Data records for software interfaces:
● ● ● ● ● ● ●
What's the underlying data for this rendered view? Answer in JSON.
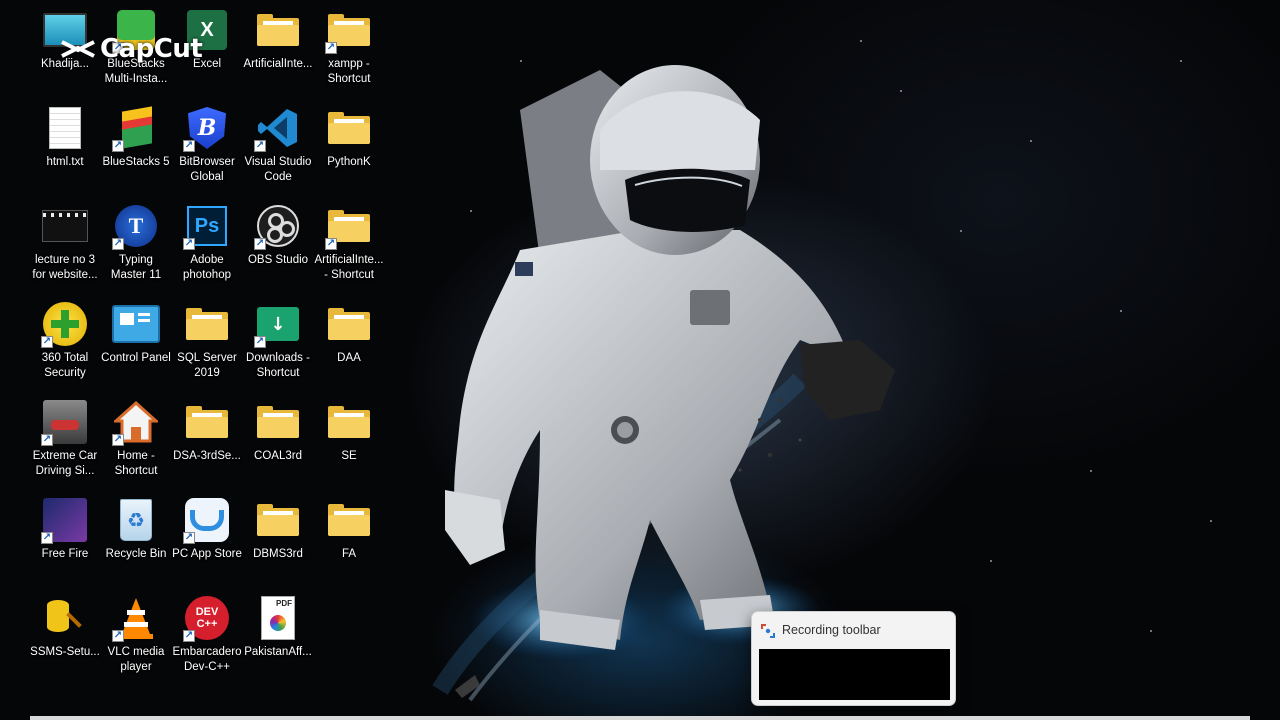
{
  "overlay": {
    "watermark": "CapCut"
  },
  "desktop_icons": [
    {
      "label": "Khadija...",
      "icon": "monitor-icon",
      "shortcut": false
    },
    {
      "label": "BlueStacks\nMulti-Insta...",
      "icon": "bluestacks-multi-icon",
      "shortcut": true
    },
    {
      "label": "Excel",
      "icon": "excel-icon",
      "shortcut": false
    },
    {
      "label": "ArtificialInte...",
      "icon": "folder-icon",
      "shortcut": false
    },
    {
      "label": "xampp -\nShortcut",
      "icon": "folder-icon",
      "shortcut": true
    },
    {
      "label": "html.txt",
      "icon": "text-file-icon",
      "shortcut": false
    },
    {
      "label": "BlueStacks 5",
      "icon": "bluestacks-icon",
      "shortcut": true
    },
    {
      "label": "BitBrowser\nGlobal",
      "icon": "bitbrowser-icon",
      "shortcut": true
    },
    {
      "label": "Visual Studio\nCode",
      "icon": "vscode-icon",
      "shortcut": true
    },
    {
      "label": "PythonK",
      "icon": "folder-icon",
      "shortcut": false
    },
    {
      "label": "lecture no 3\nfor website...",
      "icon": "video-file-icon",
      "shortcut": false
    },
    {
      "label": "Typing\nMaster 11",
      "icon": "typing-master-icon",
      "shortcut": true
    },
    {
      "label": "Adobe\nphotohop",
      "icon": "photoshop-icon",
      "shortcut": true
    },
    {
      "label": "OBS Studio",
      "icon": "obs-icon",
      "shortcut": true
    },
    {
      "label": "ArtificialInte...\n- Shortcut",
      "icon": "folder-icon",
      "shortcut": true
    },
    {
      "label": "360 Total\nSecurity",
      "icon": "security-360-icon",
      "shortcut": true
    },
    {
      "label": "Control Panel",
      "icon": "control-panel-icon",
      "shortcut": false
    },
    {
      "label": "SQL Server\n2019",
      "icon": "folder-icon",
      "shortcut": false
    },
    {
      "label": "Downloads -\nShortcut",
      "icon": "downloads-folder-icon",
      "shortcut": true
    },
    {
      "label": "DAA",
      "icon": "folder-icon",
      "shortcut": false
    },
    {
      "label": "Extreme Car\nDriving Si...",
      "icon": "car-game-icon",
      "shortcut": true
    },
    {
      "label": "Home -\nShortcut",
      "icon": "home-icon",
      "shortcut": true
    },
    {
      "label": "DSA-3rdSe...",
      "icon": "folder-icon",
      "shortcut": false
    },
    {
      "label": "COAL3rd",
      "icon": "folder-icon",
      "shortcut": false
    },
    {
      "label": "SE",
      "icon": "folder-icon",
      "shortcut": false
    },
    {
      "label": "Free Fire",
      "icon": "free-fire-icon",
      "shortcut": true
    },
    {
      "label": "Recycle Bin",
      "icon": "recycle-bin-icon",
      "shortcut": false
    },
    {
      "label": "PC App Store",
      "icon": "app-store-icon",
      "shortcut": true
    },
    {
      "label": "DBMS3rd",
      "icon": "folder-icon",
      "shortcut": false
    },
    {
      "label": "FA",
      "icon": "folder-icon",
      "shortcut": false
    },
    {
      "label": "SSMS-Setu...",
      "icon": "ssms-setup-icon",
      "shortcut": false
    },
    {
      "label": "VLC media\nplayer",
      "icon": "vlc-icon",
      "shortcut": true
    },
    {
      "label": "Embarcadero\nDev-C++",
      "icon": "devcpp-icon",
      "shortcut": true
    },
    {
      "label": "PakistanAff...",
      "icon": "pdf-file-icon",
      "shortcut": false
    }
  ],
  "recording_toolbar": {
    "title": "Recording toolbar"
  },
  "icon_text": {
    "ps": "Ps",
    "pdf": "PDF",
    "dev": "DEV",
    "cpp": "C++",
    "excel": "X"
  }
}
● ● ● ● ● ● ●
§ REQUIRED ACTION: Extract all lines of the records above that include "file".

§ RESULT OF THE EXERCISE:
      "icon": "text-file-icon",
      "icon": "video-file-icon",
      "icon": "pdf-file-icon",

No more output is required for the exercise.